Anti-hunger advocates and the White House opposed those cuts to Food stamps, which make up more than 70 percent of the Agriculture Department's budget.  Enrollment in the program for September hit an all-time high of more than 47.7 million people, and the Obama Administration regards it as a critical way of keeping people out of poverty as well as an economic booster for farmers and others in the food supply chain.


Making matters more complicated for the next Farm Bill: Mr. Obama's 2012 campaign to remain President seemed to prove that rural Americans are out of sync with the rest of the country: Polls showed that 59% had voted for Republican challenger Mitt Romney.  

In early December, in his first major speech after President Obama's re-election, Agriculture Secretary Tom Vilsack warned that rural America is on the brink of becoming irrelevant.

“Why is it we don’t have a farm bill?” Vilsack asked. “It isn’t just differences of policy, it is because rural America with its shrinking population is becoming less and less relevant to the politics of the country.”

Other items in the legislation...
In addition to preventing tax increases for most Americans, the legislation will delay automatic budget cuts to agencies like the U.S. Food and Drug Administration and the Centers for Disease Control.  Embedded in the massive bill are many other issues and perks, including for the food/farming supply chain.  

Restaurants will receive tax credits to update their infrastructure.  There is $222 million for Puerto Rico and the Virgin Islands, through returned excise taxes collected by the federal government on rum produced in the islands and imported to the mainland.  Algae growers will receive $59 million through tax credits to encourage production of “cellulosic biofuel” at up to $1.01 per gallon.  

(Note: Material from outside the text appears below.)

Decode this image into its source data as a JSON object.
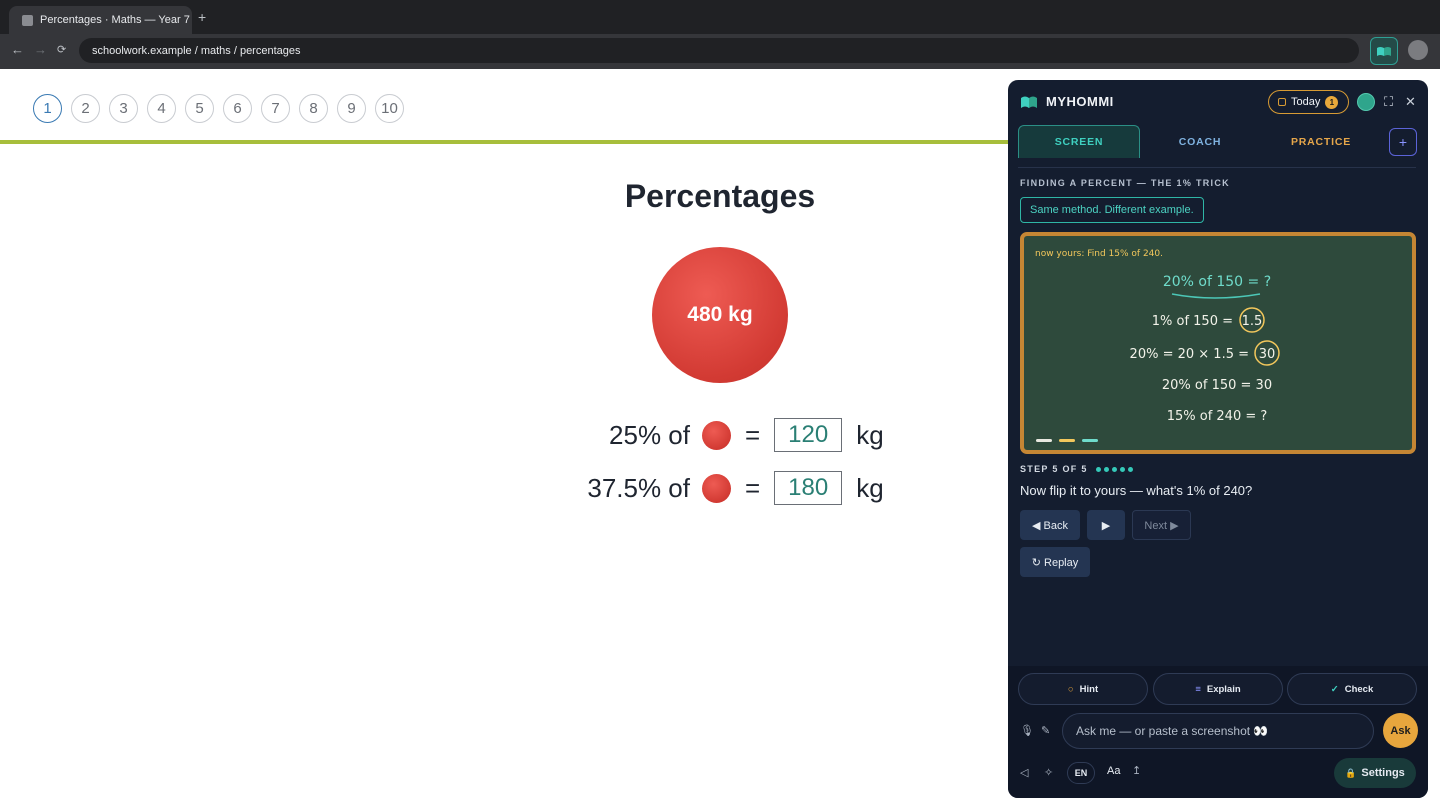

Besides the Farm Bill fight, there's more drama looming on the even horizon between President Obama and Congress.  The legislation does not address the debt ceiling, and could add as much as $4 trillion to the national debt over the next ten years, according to a Congressional Budget Office estimate released Tuesday night.  Most of that is attributed to lost revenues or payments on refundable tax credits.  President Obama attributed the failure to address theses issues in the fiscal cliff deal to running out of time.

"Unfortunately, there just wasn’t enough support or time for that kind of large agreement in a lame duck session of Congress," President Obama said.  "And that failure comes with a cost, as the messy nature of the process over the past several weeks has made business more uncertain and consumers less confident."

Since the bill delays automatic spending cuts for two months, the next showdown will be over replacing those cuts, raising the debt ceiling and funding the federal government.  President Obama asked for "a little less drama and a "little less brinskmanship" from the members of the 113th Congress, who will be sworn in on Thursday.

President Obama has no public events scheduled during his stay in Hawaii, which is expected to end on Jan. 6.  He departed for the second half of his winter vacation at midnight on Tuesday, and was expected to land in Honolulu at 4:30 AM local time, rejoining the First Family, who have remained at their rental compound in the town of Kailua.  The President previously spent Dec. 22-Dec. 27 in Hawaii, before returning to Washington to deal with the fiscal cliff.

UPDATE, Wed. Jan. 2:  Vilsack issues a statement about the extension

Documents:

*H.R. 8 - The American Taxpayer Relief Act of 2012, as amended and passed in the Senate, Jan. 1, 2013

*White House Fact Sheet: The Tax Agreement: A Victory For Middle Class Families & The Economy

*Congressional Budget Office: Estimate of the Budgetary Effects of H.R. 8

The Congressional Budget Office Score for the one-year extension

*Joint Committee On Taxation Analysis of the bill

*Roll call vote in the House

*Roll coll vote in the Senate 

*Transcript, President Obama's remarks

 

##
 ______________________________
Jerry Hagstrom, founder and editor of the best online, subscription-only agriculture and policy newspaper The Hagstrom Report, cross-posts at Obama Foodorama.  If you're not a subscriber to The Hagstrom Report, you're missing crucial coverage. 


*Pool photo